This focus on blankness as a site of imaginative possibility is continued in …And Little Did He Know, It Was About to Begin, 2022 which incorporates motorised curtains made of green-screen material that automatically open at intervals. Green screen is synonymous with Hollywood, used as a backdrop to edit in CGI and here turns the gallery periodically into a stage, the exhibition becoming a site to be seen as much as see.

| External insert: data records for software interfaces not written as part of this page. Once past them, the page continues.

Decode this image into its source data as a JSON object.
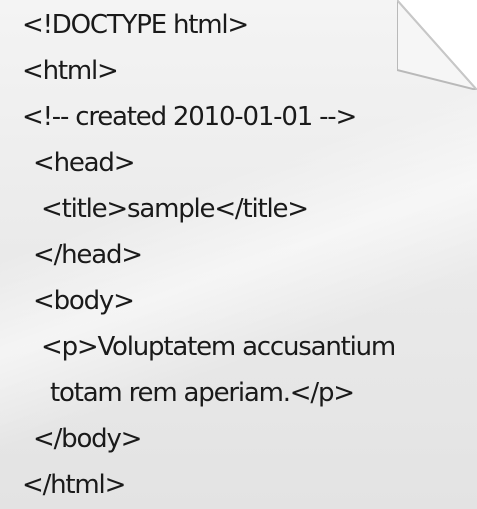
{
  "document": {
    "icon": "text-document-icon",
    "lines": [
      "<!DOCTYPE html>",
      "<html>",
      "<!-- created 2010-01-01 -->",
      "<head>",
      "<title>sample</title>",
      "</head>",
      "<body>",
      "<p>Voluptatem accusantium",
      "totam rem aperiam.</p>",
      "</body>",
      "</html>"
    ]
  },
  "colors": {
    "text": "#1a1a1a",
    "paper": "#eeeeee",
    "fold": "#f8f8f8"
  }
}
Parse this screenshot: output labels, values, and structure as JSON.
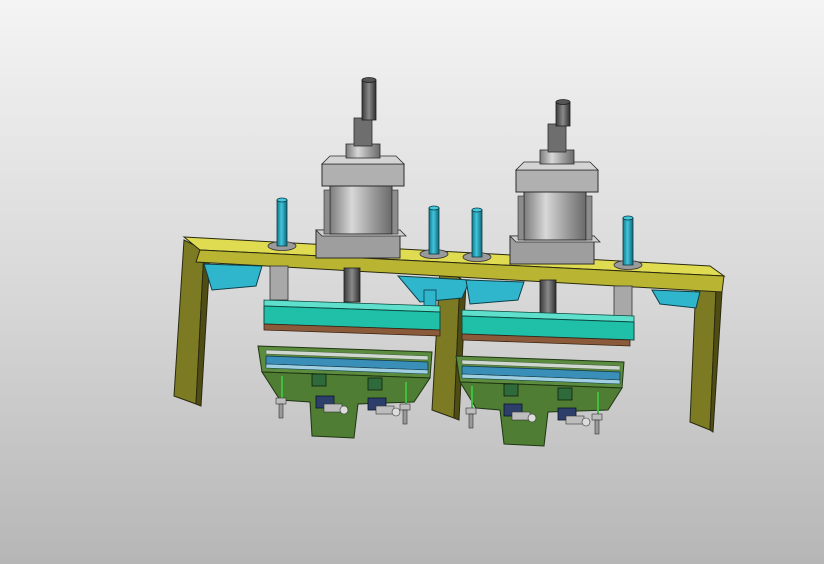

I’m reminded of an anecdote Jolly once told me about a concert he promoted featuring the Fall. The singer Mark E Smith arrived late on stage after disappearing pre-gig. He spent the next hour or so careening around, causing mayhem, unplugging the band’s equipment, slurring the indecipherable lyrics to Hit the North. During Sparta FC he sang while slumped behind the band, invisible to the crowd. Leaving the stage, he winked at the delighted, but slightly anxious, Jolly, suggesting that the whole thing had been a bit of an act. The history of rock music is the history of bad behaviour, now so ingrained in the psyche of many fans that Smith felt duly obliged to perform it to them.
Jolly’s work explores these moments of code switching; moving between backstage and frontstage personas. A theatre curtain is a threshold between private and public self and Smith’s performance of a non-performance interests Jolly because it purposefully dissolves this line. The exploration of authenticity and originality in popular culture has many artistic genealogies.
We can look to Ragnar Kjartansson’s A Lot of Sorrow, 2013, in which the Icelandic artist filmed the band the National performing their song Sorrow repetitively over a 24-hour period, the band’s impassioned Americana becoming an exercise in endurance. Much of Candice Brietz’s work has explored expressions of individual identity through the prism of popular culture. Her film work King (A Portrait of Michael Jackson) (Composite), 2005, encompasses Michael Jackson fans singing along to his songs, the work creating a collective portrait through Jackson’s celebrity.
The sociologist Erving Goffman — writing in The Presentation of Self in Everyday Life, 1956, — bought dramaturgical analysis to social interaction, first coining the term front-stage and backstage behaviour. Goffman’s thesis was that people act differently depending on whether they have an
audience. When we know we’re being watched, we’re much more likely to assimilate within moral and stylistic frameworks, policing what we say and do. This can be extended to different contexts. We’re likely to act quite differently in an art gallery then a night club for instance. Many of our greatest performers understand this dichotomy implicitly.
Jolly takes a dramaturgical approach to his art. Everything and everyone is implicated, becoming a site for intervention and collaboration. Painting, conversation, making exhibitions, putting on gigs: it doesn’t really matter, they are parts in a wider choreography. Goalkeepers becoming drummers, members of the public becoming part of the art, audiences not knowing where the art starts and stops. Jolly dissolves the distinction between front and backstage. He turns the world inside out, upside down and back on itself.
George Vasey is a curator and writer based in Saltburn-by-the-Sea. Recent curated projects include In the Air, Joy & Tranquility and Misbehaving Bodies at Wellcome Collection (2018-22), STUDIOAUDIO, PEER and Resonance FM (2020), The Everyday Political, Southwark Park Galleries (2018) and the Turner Prize, Ferens Art Gallery (2017). His writing regularly features in magazines, journals and books on contemporary art.